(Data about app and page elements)
»»
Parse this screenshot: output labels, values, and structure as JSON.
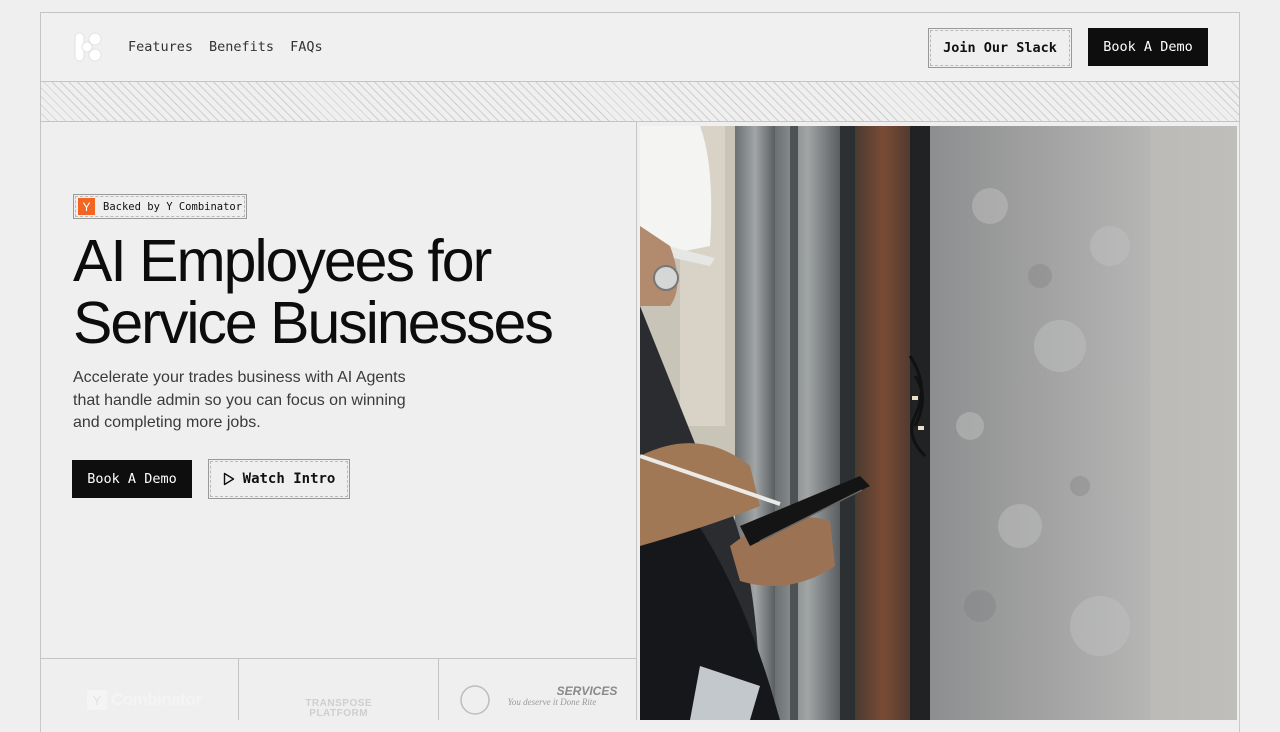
{
  "nav": {
    "links": [
      "Features",
      "Benefits",
      "FAQs"
    ],
    "join_label": "Join Our Slack",
    "demo_label": "Book A Demo"
  },
  "hero": {
    "badge_mark": "Y",
    "badge_text": "Backed by Y Combinator",
    "headline_line1": "AI Employees for",
    "headline_line2": "Service Businesses",
    "subtitle": "Accelerate your trades business with AI Agents that handle admin so you can focus on winning and completing more jobs.",
    "primary_cta": "Book A Demo",
    "secondary_cta": "Watch Intro"
  },
  "logos": {
    "yc": "Combinator",
    "transpose_line1": "TRANSPOSE",
    "transpose_line2": "PLATFORM",
    "services": "SERVICES",
    "services_tagline": "You deserve it Done Rite"
  },
  "colors": {
    "background": "#efefef",
    "dark_button": "#0e0e0e",
    "yc_orange": "#f26522"
  },
  "icons": [
    "logo-mark-icon",
    "play-icon",
    "yc-icon"
  ]
}
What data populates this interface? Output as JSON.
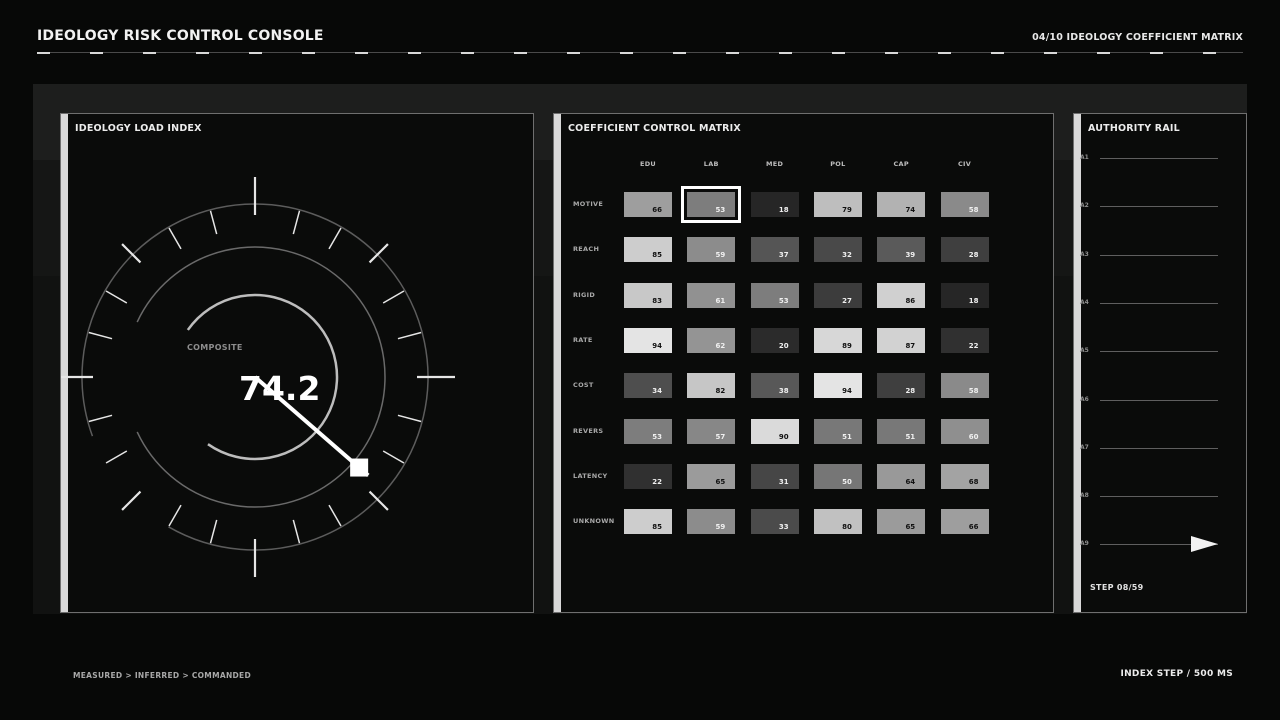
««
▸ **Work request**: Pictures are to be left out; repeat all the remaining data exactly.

▸ **Solution to this task**:
Parse this screenshot: output labels, values, and structure as JSON.
{
  "nav": {
    "links": [
      "Features",
      "Benefits",
      "FAQs"
    ],
    "join_label": "Join Our Slack",
    "demo_label": "Book A Demo"
  },
  "hero": {
    "badge_mark": "Y",
    "badge_text": "Backed by Y Combinator",
    "headline_line1": "AI Employees for",
    "headline_line2": "Service Businesses",
    "subtitle": "Accelerate your trades business with AI Agents that handle admin so you can focus on winning and completing more jobs.",
    "primary_cta": "Book A Demo",
    "secondary_cta": "Watch Intro"
  },
  "logos": {
    "yc": "Combinator",
    "transpose_line1": "TRANSPOSE",
    "transpose_line2": "PLATFORM",
    "services": "SERVICES",
    "services_tagline": "You deserve it Done Rite"
  },
  "colors": {
    "background": "#efefef",
    "dark_button": "#0e0e0e",
    "yc_orange": "#f26522"
  },
  "icons": [
    "logo-mark-icon",
    "play-icon",
    "yc-icon"
  ]
}
What data populates this interface? Output as JSON.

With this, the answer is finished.